*What to do:*
Your task is to print each record exactly as it reads.

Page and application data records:

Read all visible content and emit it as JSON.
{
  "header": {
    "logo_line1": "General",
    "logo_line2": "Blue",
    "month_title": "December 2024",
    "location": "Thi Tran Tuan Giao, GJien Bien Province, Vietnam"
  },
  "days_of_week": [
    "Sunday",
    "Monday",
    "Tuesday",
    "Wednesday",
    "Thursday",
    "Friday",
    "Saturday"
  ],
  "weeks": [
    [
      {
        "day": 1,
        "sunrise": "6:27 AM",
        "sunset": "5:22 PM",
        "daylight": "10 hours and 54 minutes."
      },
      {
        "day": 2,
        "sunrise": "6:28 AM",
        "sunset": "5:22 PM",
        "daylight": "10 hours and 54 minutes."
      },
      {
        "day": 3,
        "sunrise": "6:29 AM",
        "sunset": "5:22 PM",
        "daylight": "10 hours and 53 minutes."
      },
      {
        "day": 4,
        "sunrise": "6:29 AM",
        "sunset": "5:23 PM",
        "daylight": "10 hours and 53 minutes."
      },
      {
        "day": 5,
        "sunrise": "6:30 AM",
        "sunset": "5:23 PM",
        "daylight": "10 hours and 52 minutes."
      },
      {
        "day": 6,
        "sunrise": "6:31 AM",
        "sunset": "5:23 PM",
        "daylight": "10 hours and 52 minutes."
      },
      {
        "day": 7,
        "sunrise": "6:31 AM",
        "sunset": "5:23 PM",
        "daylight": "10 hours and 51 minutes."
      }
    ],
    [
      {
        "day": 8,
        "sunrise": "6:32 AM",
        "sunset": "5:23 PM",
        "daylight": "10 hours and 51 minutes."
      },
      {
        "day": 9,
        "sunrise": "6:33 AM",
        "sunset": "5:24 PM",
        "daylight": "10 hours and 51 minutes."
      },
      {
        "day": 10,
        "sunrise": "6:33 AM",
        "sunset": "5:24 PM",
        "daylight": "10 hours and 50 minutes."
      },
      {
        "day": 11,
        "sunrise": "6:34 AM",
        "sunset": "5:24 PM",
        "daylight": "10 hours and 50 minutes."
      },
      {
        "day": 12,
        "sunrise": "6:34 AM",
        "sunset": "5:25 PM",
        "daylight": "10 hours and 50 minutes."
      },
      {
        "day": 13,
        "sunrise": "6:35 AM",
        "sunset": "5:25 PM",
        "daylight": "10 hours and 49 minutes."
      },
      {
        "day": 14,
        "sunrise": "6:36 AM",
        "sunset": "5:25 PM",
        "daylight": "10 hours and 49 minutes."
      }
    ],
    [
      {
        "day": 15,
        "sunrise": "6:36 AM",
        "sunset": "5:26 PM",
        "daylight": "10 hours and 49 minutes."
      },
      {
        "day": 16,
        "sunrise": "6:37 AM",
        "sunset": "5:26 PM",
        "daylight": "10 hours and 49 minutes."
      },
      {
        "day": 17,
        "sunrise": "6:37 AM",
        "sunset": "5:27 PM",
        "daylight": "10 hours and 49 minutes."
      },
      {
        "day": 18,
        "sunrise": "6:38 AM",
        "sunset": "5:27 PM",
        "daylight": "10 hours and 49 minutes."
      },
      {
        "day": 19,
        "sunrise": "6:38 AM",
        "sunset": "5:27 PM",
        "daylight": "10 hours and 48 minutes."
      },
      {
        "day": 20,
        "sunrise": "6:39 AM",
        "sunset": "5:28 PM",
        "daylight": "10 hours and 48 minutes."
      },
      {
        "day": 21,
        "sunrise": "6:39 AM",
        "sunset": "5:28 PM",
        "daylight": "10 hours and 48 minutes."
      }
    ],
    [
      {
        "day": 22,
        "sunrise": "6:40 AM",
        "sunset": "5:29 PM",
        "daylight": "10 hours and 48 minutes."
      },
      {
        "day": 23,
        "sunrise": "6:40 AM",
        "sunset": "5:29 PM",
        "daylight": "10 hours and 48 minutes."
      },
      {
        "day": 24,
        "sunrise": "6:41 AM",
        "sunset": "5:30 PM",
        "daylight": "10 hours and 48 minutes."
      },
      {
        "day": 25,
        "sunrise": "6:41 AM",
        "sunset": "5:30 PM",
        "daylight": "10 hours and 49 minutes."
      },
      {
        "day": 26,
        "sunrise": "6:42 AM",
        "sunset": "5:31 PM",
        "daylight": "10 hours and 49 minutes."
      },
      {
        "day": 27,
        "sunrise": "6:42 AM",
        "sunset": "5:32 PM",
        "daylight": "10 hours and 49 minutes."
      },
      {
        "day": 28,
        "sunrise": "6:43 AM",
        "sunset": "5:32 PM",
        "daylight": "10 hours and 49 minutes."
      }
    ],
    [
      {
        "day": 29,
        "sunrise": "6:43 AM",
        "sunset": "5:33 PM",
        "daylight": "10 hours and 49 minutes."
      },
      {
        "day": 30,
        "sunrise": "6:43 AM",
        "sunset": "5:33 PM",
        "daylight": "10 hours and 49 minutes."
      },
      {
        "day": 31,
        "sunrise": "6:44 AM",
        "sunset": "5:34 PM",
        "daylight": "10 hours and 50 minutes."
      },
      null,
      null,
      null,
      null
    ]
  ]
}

*Answer area:*
Read all visible content and emit it as JSON.
{
  "header": {
    "logo_line1": "General",
    "logo_line2": "Blue",
    "month_title": "December 2024",
    "location": "Thi Tran Tuan Giao, GJien Bien Province, Vietnam"
  },
  "days_of_week": [
    "Sunday",
    "Monday",
    "Tuesday",
    "Wednesday",
    "Thursday",
    "Friday",
    "Saturday"
  ],
  "weeks": [
    [
      {
        "day": 1,
        "sunrise": "6:27 AM",
        "sunset": "5:22 PM",
        "daylight": "10 hours and 54 minutes."
      },
      {
        "day": 2,
        "sunrise": "6:28 AM",
        "sunset": "5:22 PM",
        "daylight": "10 hours and 54 minutes."
      },
      {
        "day": 3,
        "sunrise": "6:29 AM",
        "sunset": "5:22 PM",
        "daylight": "10 hours and 53 minutes."
      },
      {
        "day": 4,
        "sunrise": "6:29 AM",
        "sunset": "5:23 PM",
        "daylight": "10 hours and 53 minutes."
      },
      {
        "day": 5,
        "sunrise": "6:30 AM",
        "sunset": "5:23 PM",
        "daylight": "10 hours and 52 minutes."
      },
      {
        "day": 6,
        "sunrise": "6:31 AM",
        "sunset": "5:23 PM",
        "daylight": "10 hours and 52 minutes."
      },
      {
        "day": 7,
        "sunrise": "6:31 AM",
        "sunset": "5:23 PM",
        "daylight": "10 hours and 51 minutes."
      }
    ],
    [
      {
        "day": 8,
        "sunrise": "6:32 AM",
        "sunset": "5:23 PM",
        "daylight": "10 hours and 51 minutes."
      },
      {
        "day": 9,
        "sunrise": "6:33 AM",
        "sunset": "5:24 PM",
        "daylight": "10 hours and 51 minutes."
      },
      {
        "day": 10,
        "sunrise": "6:33 AM",
        "sunset": "5:24 PM",
        "daylight": "10 hours and 50 minutes."
      },
      {
        "day": 11,
        "sunrise": "6:34 AM",
        "sunset": "5:24 PM",
        "daylight": "10 hours and 50 minutes."
      },
      {
        "day": 12,
        "sunrise": "6:34 AM",
        "sunset": "5:25 PM",
        "daylight": "10 hours and 50 minutes."
      },
      {
        "day": 13,
        "sunrise": "6:35 AM",
        "sunset": "5:25 PM",
        "daylight": "10 hours and 49 minutes."
      },
      {
        "day": 14,
        "sunrise": "6:36 AM",
        "sunset": "5:25 PM",
        "daylight": "10 hours and 49 minutes."
      }
    ],
    [
      {
        "day": 15,
        "sunrise": "6:36 AM",
        "sunset": "5:26 PM",
        "daylight": "10 hours and 49 minutes."
      },
      {
        "day": 16,
        "sunrise": "6:37 AM",
        "sunset": "5:26 PM",
        "daylight": "10 hours and 49 minutes."
      },
      {
        "day": 17,
        "sunrise": "6:37 AM",
        "sunset": "5:27 PM",
        "daylight": "10 hours and 49 minutes."
      },
      {
        "day": 18,
        "sunrise": "6:38 AM",
        "sunset": "5:27 PM",
        "daylight": "10 hours and 49 minutes."
      },
      {
        "day": 19,
        "sunrise": "6:38 AM",
        "sunset": "5:27 PM",
        "daylight": "10 hours and 48 minutes."
      },
      {
        "day": 20,
        "sunrise": "6:39 AM",
        "sunset": "5:28 PM",
        "daylight": "10 hours and 48 minutes."
      },
      {
        "day": 21,
        "sunrise": "6:39 AM",
        "sunset": "5:28 PM",
        "daylight": "10 hours and 48 minutes."
      }
    ],
    [
      {
        "day": 22,
        "sunrise": "6:40 AM",
        "sunset": "5:29 PM",
        "daylight": "10 hours and 48 minutes."
      },
      {
        "day": 23,
        "sunrise": "6:40 AM",
        "sunset": "5:29 PM",
        "daylight": "10 hours and 48 minutes."
      },
      {
        "day": 24,
        "sunrise": "6:41 AM",
        "sunset": "5:30 PM",
        "daylight": "10 hours and 48 minutes."
      },
      {
        "day": 25,
        "sunrise": "6:41 AM",
        "sunset": "5:30 PM",
        "daylight": "10 hours and 49 minutes."
      },
      {
        "day": 26,
        "sunrise": "6:42 AM",
        "sunset": "5:31 PM",
        "daylight": "10 hours and 49 minutes."
      },
      {
        "day": 27,
        "sunrise": "6:42 AM",
        "sunset": "5:32 PM",
        "daylight": "10 hours and 49 minutes."
      },
      {
        "day": 28,
        "sunrise": "6:43 AM",
        "sunset": "5:32 PM",
        "daylight": "10 hours and 49 minutes."
      }
    ],
    [
      {
        "day": 29,
        "sunrise": "6:43 AM",
        "sunset": "5:33 PM",
        "daylight": "10 hours and 49 minutes."
      },
      {
        "day": 30,
        "sunrise": "6:43 AM",
        "sunset": "5:33 PM",
        "daylight": "10 hours and 49 minutes."
      },
      {
        "day": 31,
        "sunrise": "6:44 AM",
        "sunset": "5:34 PM",
        "daylight": "10 hours and 50 minutes."
      },
      null,
      null,
      null,
      null
    ]
  ]
}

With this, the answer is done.